Stored data entries:
****************************************
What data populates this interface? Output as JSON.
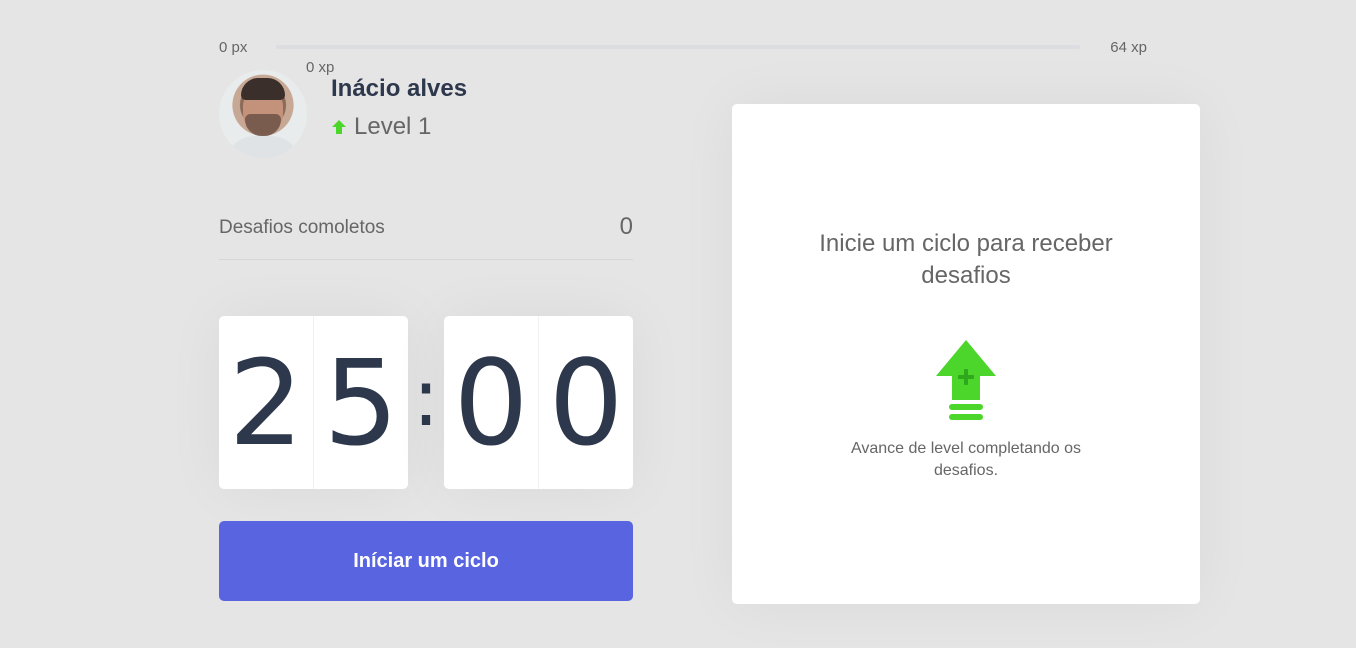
{
  "xp": {
    "min_label": "0 px",
    "max_label": "64 xp",
    "current_label": "0 xp",
    "progress_percent": 0
  },
  "profile": {
    "name": "Inácio alves",
    "level_label": "Level 1"
  },
  "stats": {
    "completed_label": "Desafios comoletos",
    "completed_count": "0"
  },
  "countdown": {
    "minute_left": "2",
    "minute_right": "5",
    "separator": ":",
    "second_left": "0",
    "second_right": "0"
  },
  "actions": {
    "start_cycle_label": "Iníciar um ciclo"
  },
  "challenge": {
    "title": "Inicie um ciclo para receber desafios",
    "description": "Avance de level completando os desafios.",
    "icon": "level-up-icon"
  },
  "colors": {
    "background": "#e5e5e5",
    "accent_blue": "#5965e0",
    "level_green": "#4cd62b",
    "title_dark": "#2e384d",
    "text_gray": "#666666"
  }
}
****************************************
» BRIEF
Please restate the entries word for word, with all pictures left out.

» EXERCISE ANSWER
What data populates this interface? Output as JSON.
{
  "xp": {
    "min_label": "0 px",
    "max_label": "64 xp",
    "current_label": "0 xp",
    "progress_percent": 0
  },
  "profile": {
    "name": "Inácio alves",
    "level_label": "Level 1"
  },
  "stats": {
    "completed_label": "Desafios comoletos",
    "completed_count": "0"
  },
  "countdown": {
    "minute_left": "2",
    "minute_right": "5",
    "separator": ":",
    "second_left": "0",
    "second_right": "0"
  },
  "actions": {
    "start_cycle_label": "Iníciar um ciclo"
  },
  "challenge": {
    "title": "Inicie um ciclo para receber desafios",
    "description": "Avance de level completando os desafios.",
    "icon": "level-up-icon"
  },
  "colors": {
    "background": "#e5e5e5",
    "accent_blue": "#5965e0",
    "level_green": "#4cd62b",
    "title_dark": "#2e384d",
    "text_gray": "#666666"
  }
}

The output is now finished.